Ferrari does, of course, make more money from selling hats and key rings to people who have never sat in a Ferrari – let alone having driven or owned one – than it does by selling its absurd vehicles. The nearest the millions of Ferrari fans ever get to the Ferrari experience is pinning a poster to the bedroom wall or watching reruns of Magnum PI.
One undeniable motoring fact is that every last one of the people you see wearing a Ferrari hat or jacket doesn’t own a Ferrari and never will, with the exception of a racing driver who has had one plonked on his head by a PR man before a press conference and gets one free as a company car.
People who actually own a Ferrari are, to a man, the kind of self-obsessed weasels you’d cross the road to avoid. And they’d be walking because the Ferrari will be under a dust sheet, broken or being serviced.
There’s a lot of low-mileage Ferraris out there and they have low mileage because once you’ve saved up the purchase price, you can’t afford to change the oil every 3,000 miles or the timing belts every 30,000 to avoid the engine turning itself into a collection of lovingly-crafted scrap metal.
The factory specifies service intervals of 15,000 miles, which includes a tune-up and valve adjustment.

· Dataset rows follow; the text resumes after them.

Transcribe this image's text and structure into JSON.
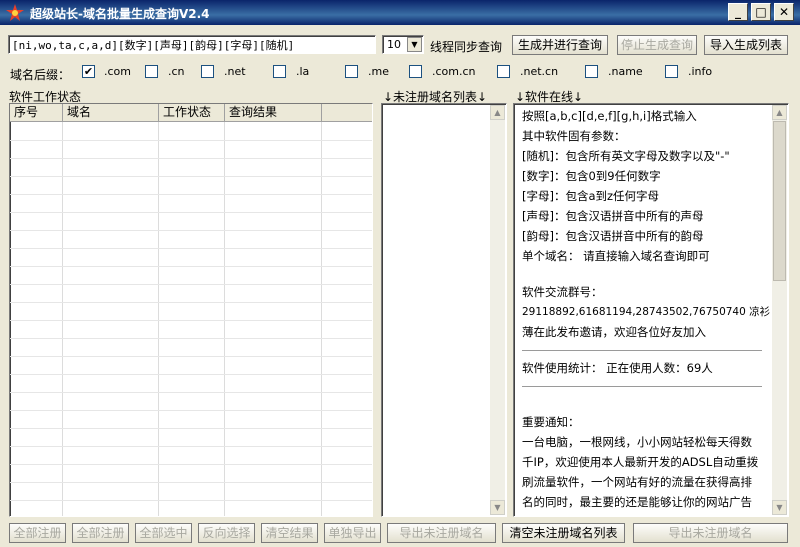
{
  "window": {
    "title": "超级站长-域名批量生成查询V2.4",
    "min": "_",
    "max": "□",
    "close": "✕"
  },
  "toolbar": {
    "pattern_value": "[ni,wo,ta,c,a,d][数字][声母][韵母][字母][随机]",
    "thread_count": "10",
    "thread_label": "线程同步查询",
    "generate_btn": "生成并进行查询",
    "stop_btn": "停止生成查询",
    "import_btn": "导入生成列表"
  },
  "suffix": {
    "label": "域名后缀：",
    "options": [
      {
        "name": ".com",
        "checked": true
      },
      {
        "name": ".cn",
        "checked": false
      },
      {
        "name": ".net",
        "checked": false
      },
      {
        "name": ".la",
        "checked": false
      },
      {
        "name": ".me",
        "checked": false
      },
      {
        "name": ".com.cn",
        "checked": false
      },
      {
        "name": ".net.cn",
        "checked": false
      },
      {
        "name": ".name",
        "checked": false
      },
      {
        "name": ".info",
        "checked": false
      }
    ]
  },
  "panels": {
    "status_title": "软件工作状态",
    "unregistered_title": "↓未注册域名列表↓",
    "online_title": "↓软件在线↓"
  },
  "table": {
    "columns": [
      "序号",
      "域名",
      "工作状态",
      "查询结果"
    ]
  },
  "info": {
    "lines": [
      "按照[a,b,c][d,e,f][g,h,i]格式输入",
      "其中软件固有参数：",
      "[随机]：包含所有英文字母及数字以及\"-\"",
      "[数字]：包含0到9任何数字",
      "[字母]：包含a到z任何字母",
      "[声母]：包含汉语拼音中所有的声母",
      "[韵母]：包含汉语拼音中所有的韵母",
      "单个域名： 请直接输入域名查询即可",
      "软件交流群号：",
      "29118892,61681194,28743502,76750740 凉衫",
      "薄在此发布邀请，欢迎各位好友加入",
      "软件使用统计： 正在使用人数：69人",
      "重要通知：",
      "一台电脑，一根网线，小小网站轻松每天得数",
      "千IP，欢迎使用本人最新开发的ADSL自动重拨",
      "刷流量软件，一个网站有好的流量在获得高排",
      "名的同时，最主要的还是能够让你的网站广告"
    ]
  },
  "bottom": {
    "buttons": [
      "全部注册",
      "全部注册",
      "全部选中",
      "反向选择",
      "清空结果",
      "单独导出",
      "导出未注册域名"
    ],
    "clear_btn": "清空未注册域名列表",
    "last_btn": "导出未注册域名"
  }
}
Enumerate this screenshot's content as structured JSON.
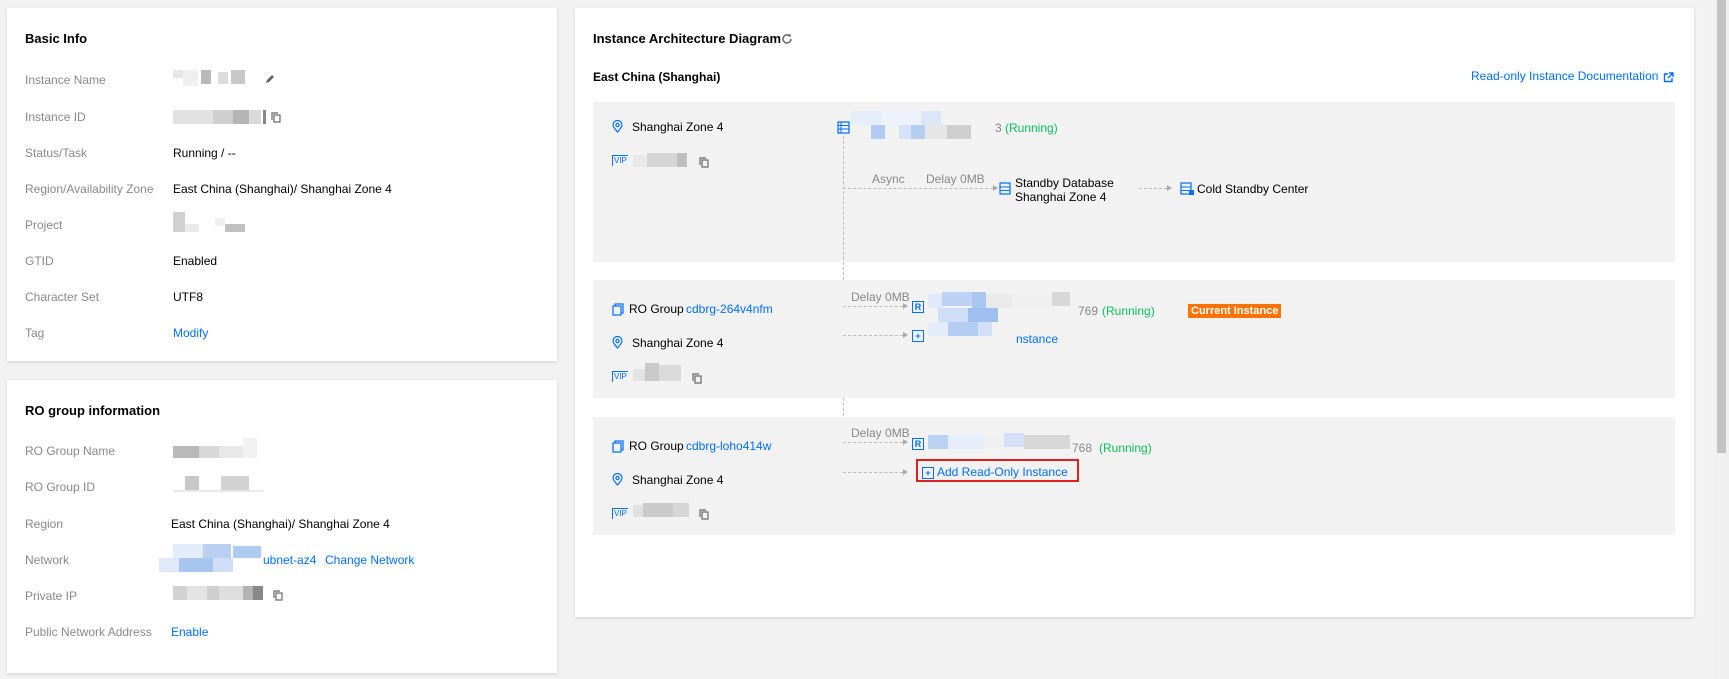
{
  "basic_info": {
    "title": "Basic Info",
    "rows": [
      {
        "label": "Instance Name",
        "value": ""
      },
      {
        "label": "Instance ID",
        "value": ""
      },
      {
        "label": "Status/Task",
        "value": "Running / --"
      },
      {
        "label": "Region/Availability Zone",
        "value": "East China (Shanghai)/ Shanghai Zone 4"
      },
      {
        "label": "Project",
        "value": ""
      },
      {
        "label": "GTID",
        "value": "Enabled"
      },
      {
        "label": "Character Set",
        "value": "UTF8"
      },
      {
        "label": "Tag",
        "value": "Modify"
      }
    ]
  },
  "ro_group_info": {
    "title": "RO group information",
    "rows": [
      {
        "label": "RO Group Name",
        "value": ""
      },
      {
        "label": "RO Group ID",
        "value": ""
      },
      {
        "label": "Region",
        "value": "East China (Shanghai)/ Shanghai Zone 4"
      },
      {
        "label": "Network",
        "value": "ubnet-az4",
        "action": "Change Network"
      },
      {
        "label": "Private IP",
        "value": ""
      },
      {
        "label": "Public Network Address",
        "value": "Enable"
      }
    ]
  },
  "diagram": {
    "title": "Instance Architecture Diagram",
    "region": "East China (Shanghai)",
    "doc_link": "Read-only Instance Documentation",
    "master": {
      "zone": "Shanghai Zone 4",
      "vip_badge": "VIP",
      "id_tail": "3",
      "status": "(Running)",
      "async_label": "Async",
      "delay_label": "Delay 0MB",
      "standby_title": "Standby Database",
      "standby_zone": "Shanghai Zone 4",
      "cold_standby": "Cold Standby Center"
    },
    "ro_groups": [
      {
        "prefix": "RO Group",
        "group_id": "cdbrg-264v4nfm",
        "zone": "Shanghai Zone 4",
        "vip_badge": "VIP",
        "delay_label": "Delay 0MB",
        "instance_tail": "769",
        "status": "(Running)",
        "current_badge": "Current Instance",
        "add_tail": "nstance"
      },
      {
        "prefix": "RO Group",
        "group_id": "cdbrg-loho414w",
        "zone": "Shanghai Zone 4",
        "vip_badge": "VIP",
        "delay_label": "Delay 0MB",
        "instance_tail": "768",
        "status": "(Running)",
        "add_label": "Add Read-Only Instance"
      }
    ]
  },
  "colors": {
    "link": "#006eff",
    "running": "#0abf5b",
    "current_badge_bg": "#ff7200",
    "highlight_border": "#e02020",
    "panel_bg": "#f2f2f2"
  },
  "icons": [
    "edit-icon",
    "copy-icon",
    "location-icon",
    "refresh-icon",
    "external-link-icon",
    "instance-icon",
    "ro-group-icon",
    "vip-icon"
  ]
}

The 30,000-mile services are the big ones and involve the removal and reinstallation of the engine, along with replacement of the water pump, the timing belts, ignition parts, the clutch linings, various seals and hoses.
In terms of spare parts, a set of Repco brake pads at $45 works just as well as Ferrari pads at $180. A $10 radiator fan switch from a VW Rabbit is the same as the Ferrari part at $63 and the electric mirror switch from a BMW 7-Series costing $26 is the same one Ferrari will sell you for $70.
A Ferrari may be an aspirational vehicle, but then so are BMWs, Mercedes and Jaguars costing a fraction of the price and offering practical, reliable, motoring enjoyment. These cars are bought by people who know about driving rather than simply having more money than sense.
The bottom line is that for the thick end of $300,000, you’d be better off spending your money on something else. Like a house.
But of course this won’t stop Toyota-driving hacks from wetting themselves with excitement when they see a red shiny object adorned with a prancing horse, even if it’s just a Ferrari pen.
Editor’s note: The writer drives a Jaguar, so a small degree of bias may have crept into this article. He also assures us that he has actually driven a Ferrari around the Silverstone Formula One circuit.